PHYSICIANS should be allowed to end the lives of terminally-ill patients, one of Britain’s most eminent surgeons has said.
Oxfordshire resident Sir Terence English, the former president of the British Medical Association and the Royal College of Surgeons, will host a talk on the issue in Charlbury on Thursday.
Sir Terence, who conducted the UK’s first successful heart transplant in 1979, said he is pushing for the practice to be made legal.
Last September he debated the issue with the former Bishop of Oxford, Lord Harries of Pentregarth, Baroness Finlay of Llandaff and Baroness Mary Warnock at the Sheldonian Theatre in Oxford.
The 80-year-old Iffley resident said: “As a cardiac surgeon I was inevitably confronted with the death of some of my patients.
“And what I came to appreciate was that many of these more seriously ill patients accepted the risk of an operation because they placed greater value on the chance of improving the quality of their life than on its extension.
“I have sympathy for this and believe this might also be true for some of us if we approached the difficult end of a terminal illness.
“Physician-assisted dying applies only to terminally ill, mentally competent adults and allows the patient – after meeting strict legal safeguards – to have the option of self-administering life-ending medication prescribed by a doctor who may or may not be present at the death.”
Some campaigners feel the law should not change.
Andrew Smith, Labour MP for Oxford East, has argued in the past that most doctors did not want to see the law changed.
Paul Scarrott, 42, of Greater Leys, has learning disabilities and spends much of his time caring for his disabled wife.
He said: “I can see why there is a lot of red tape around it, but for normal people to make a decision when they haven’t seen their loved ones in pain is wrong. It should be the choice of the family first, and then the advice of the medical practitioners.”

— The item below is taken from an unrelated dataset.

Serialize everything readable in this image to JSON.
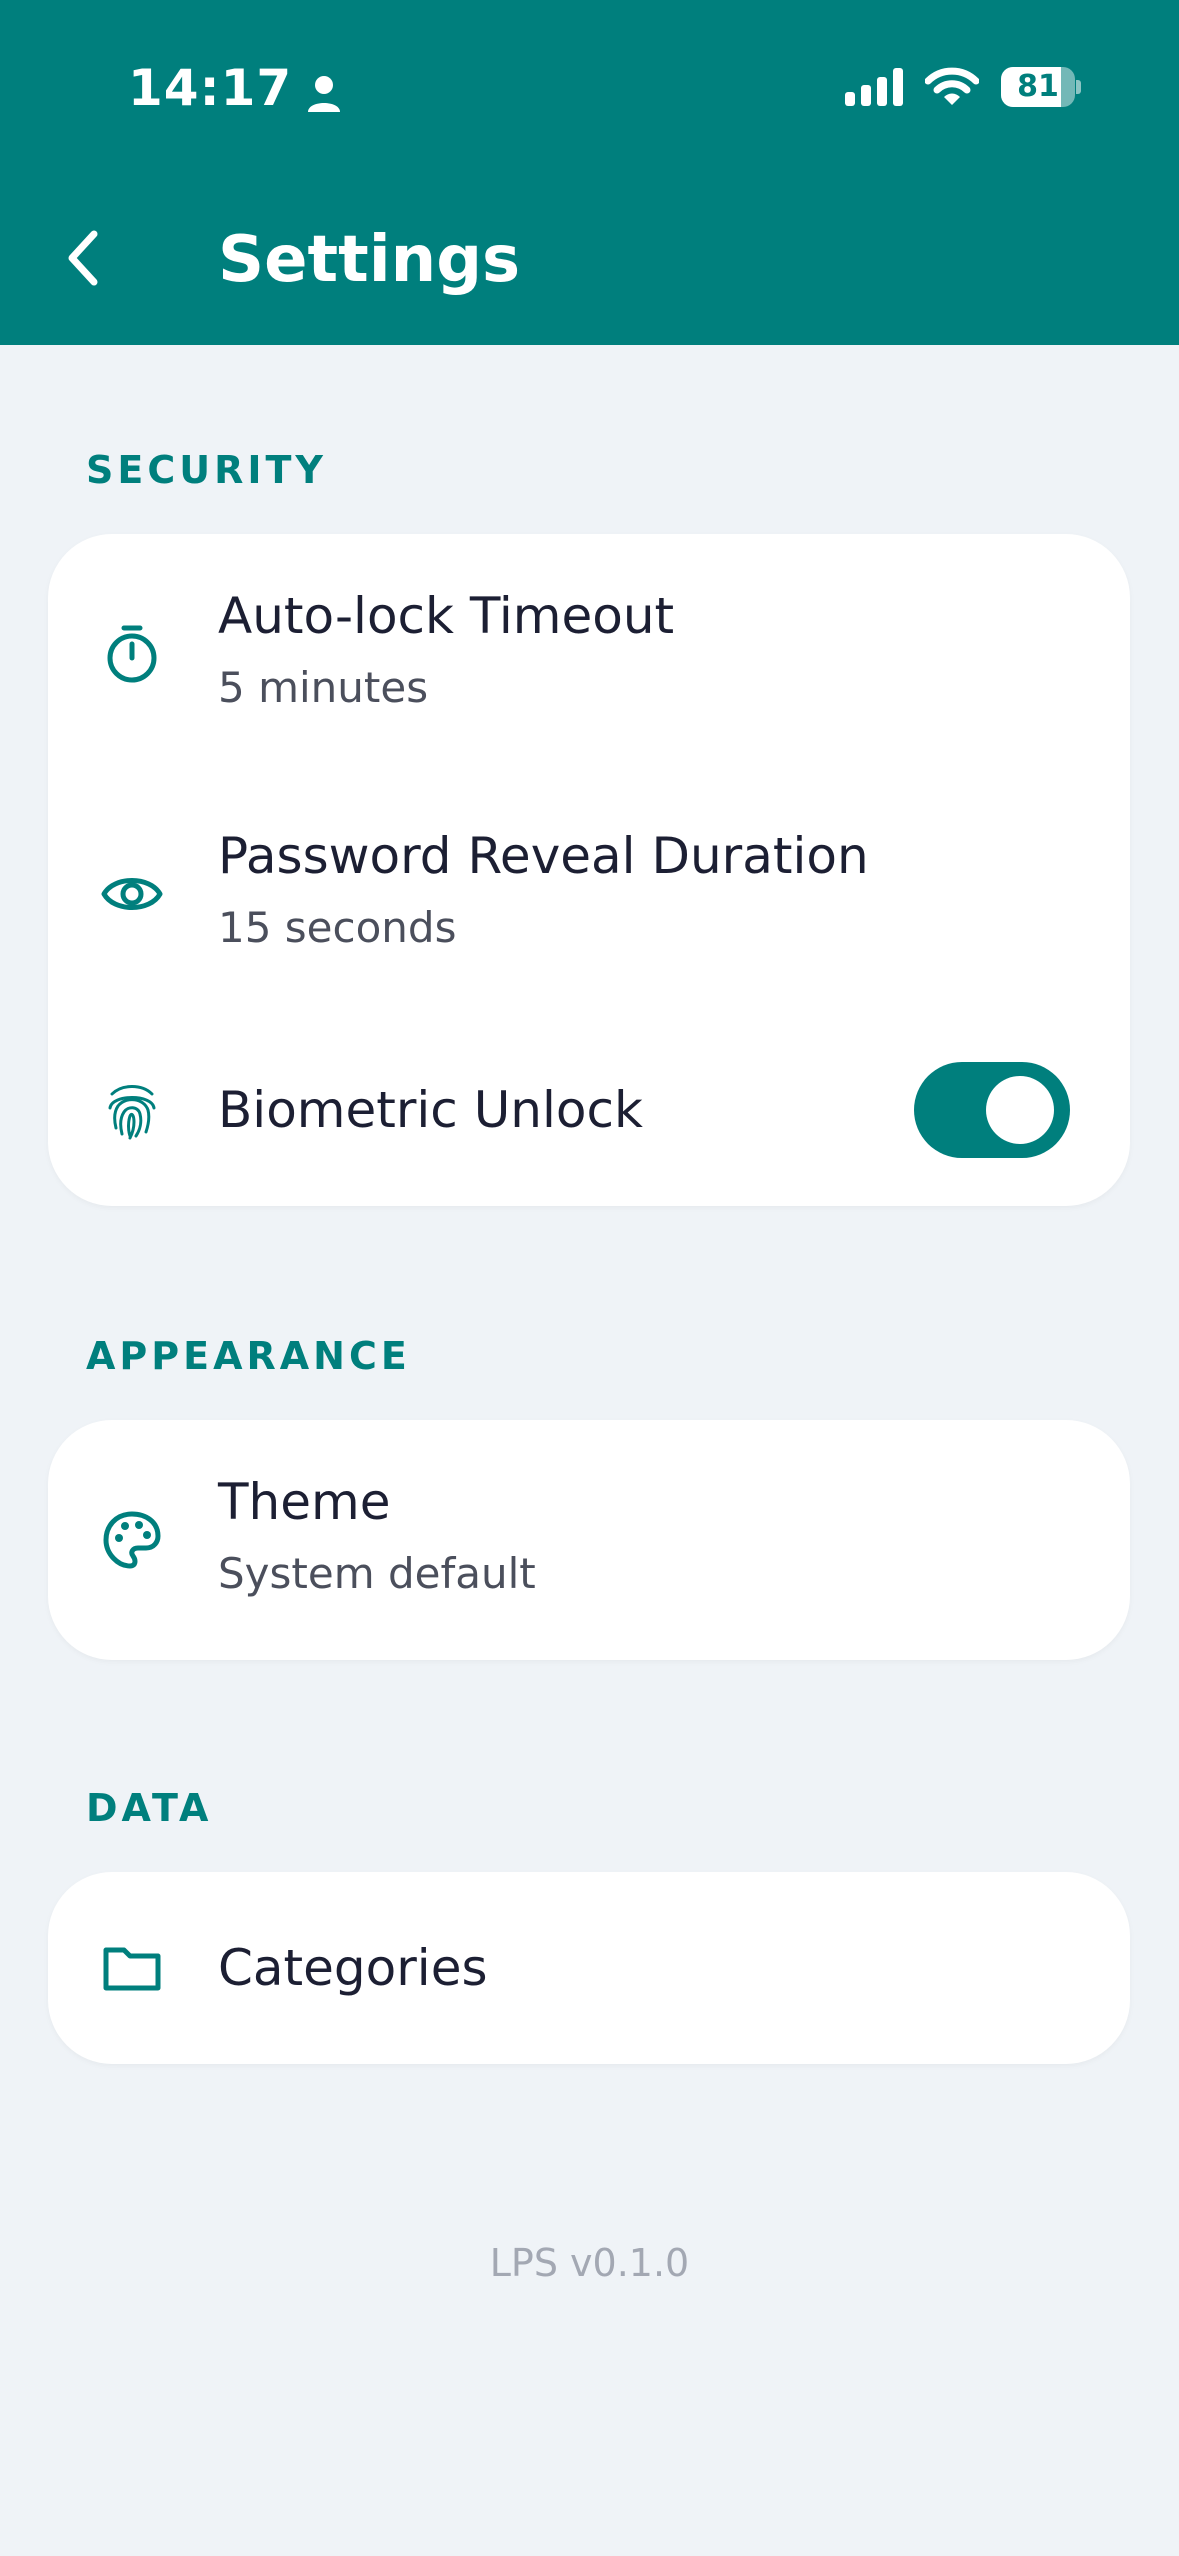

Philip Randall, of Dibleys, near Didcot, said living among a community of older people often meant watching some die in pain.
Mr Randall, 91, said: “I had no say in arriving on this earth and think I should have a say on whether I depart.”

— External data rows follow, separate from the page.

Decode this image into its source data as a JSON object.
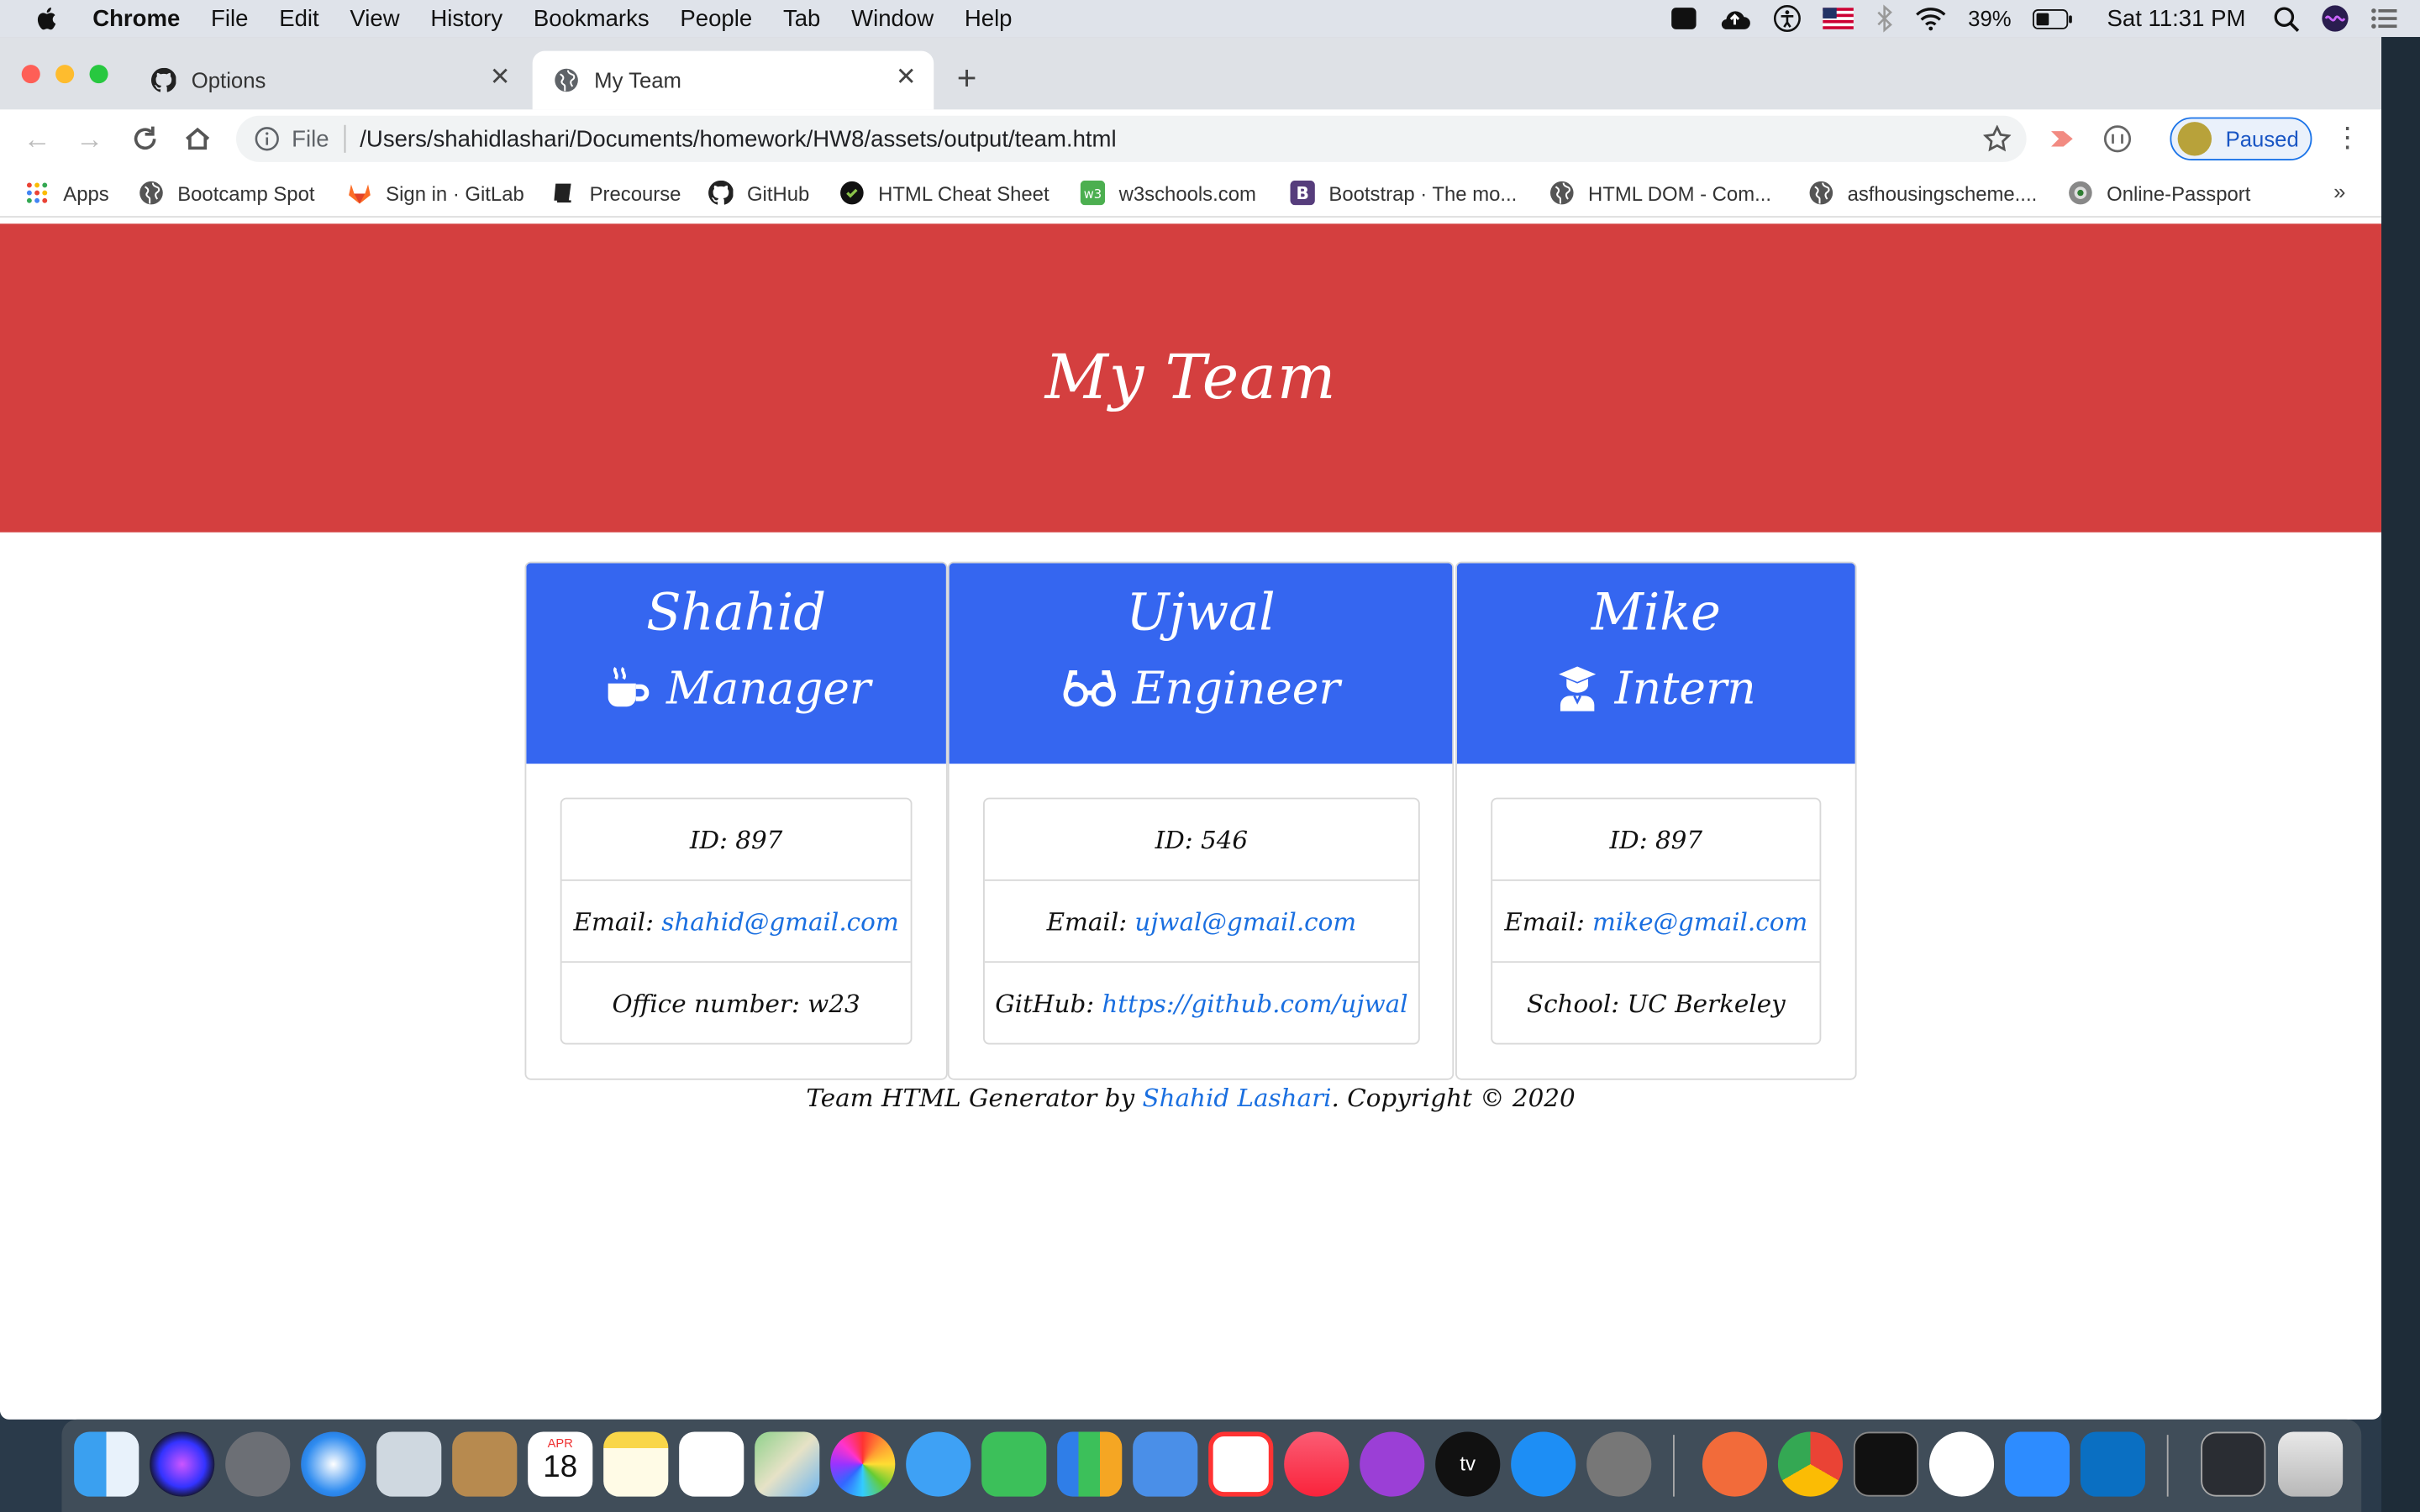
{
  "menubar": {
    "app": "Chrome",
    "items": [
      "File",
      "Edit",
      "View",
      "History",
      "Bookmarks",
      "People",
      "Tab",
      "Window",
      "Help"
    ],
    "battery": "39%",
    "clock": "Sat 11:31 PM"
  },
  "tabs": [
    {
      "title": "Options",
      "icon": "github-icon"
    },
    {
      "title": "My Team",
      "icon": "globe-icon"
    }
  ],
  "omnibox": {
    "scheme": "File",
    "url": "/Users/shahidlashari/Documents/homework/HW8/assets/output/team.html"
  },
  "profile": {
    "label": "Paused"
  },
  "bookmarks": [
    {
      "label": "Apps",
      "icon": "apps-grid-icon"
    },
    {
      "label": "Bootcamp Spot",
      "icon": "globe-icon"
    },
    {
      "label": "Sign in · GitLab",
      "icon": "gitlab-icon"
    },
    {
      "label": "Precourse",
      "icon": "book-icon"
    },
    {
      "label": "GitHub",
      "icon": "github-icon"
    },
    {
      "label": "HTML Cheat Sheet",
      "icon": "cheatsheet-icon"
    },
    {
      "label": "w3schools.com",
      "icon": "w3schools-icon"
    },
    {
      "label": "Bootstrap · The mo...",
      "icon": "bootstrap-icon"
    },
    {
      "label": "HTML DOM - Com...",
      "icon": "globe-icon"
    },
    {
      "label": "asfhousingscheme....",
      "icon": "globe-icon"
    },
    {
      "label": "Online-Passport",
      "icon": "passport-icon"
    }
  ],
  "page": {
    "title": "My Team",
    "cards": [
      {
        "name": "Shahid",
        "role": "Manager",
        "role_icon": "coffee-mug-icon",
        "id_text": "ID: 897",
        "email_label": "Email:",
        "email": "shahid@gmail.com",
        "extra_label": "Office number: w23",
        "extra_link": ""
      },
      {
        "name": "Ujwal",
        "role": "Engineer",
        "role_icon": "glasses-icon",
        "id_text": "ID: 546",
        "email_label": "Email:",
        "email": "ujwal@gmail.com",
        "extra_label": "GitHub:",
        "extra_link": "https://github.com/ujwal"
      },
      {
        "name": "Mike",
        "role": "Intern",
        "role_icon": "graduate-icon",
        "id_text": "ID: 897",
        "email_label": "Email:",
        "email": "mike@gmail.com",
        "extra_label": "School: UC Berkeley",
        "extra_link": ""
      }
    ],
    "footer": {
      "prefix": "Team HTML Generator by",
      "author": "Shahid Lashari",
      "suffix": ". Copyright © 2020"
    }
  },
  "colors": {
    "jumbotron": "#d43f3f",
    "card_header": "#3566f0",
    "link": "#1a6fe0"
  },
  "dock": {
    "calendar_month": "APR",
    "calendar_day": "18",
    "appletv_label": "tv"
  }
}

The meeting has been arranged by local members of Dignity in Dying, and will take place at 8pm at Friends Meeting House, Charlbury, in Market Street.
l Visit www.dignityindying.org.uk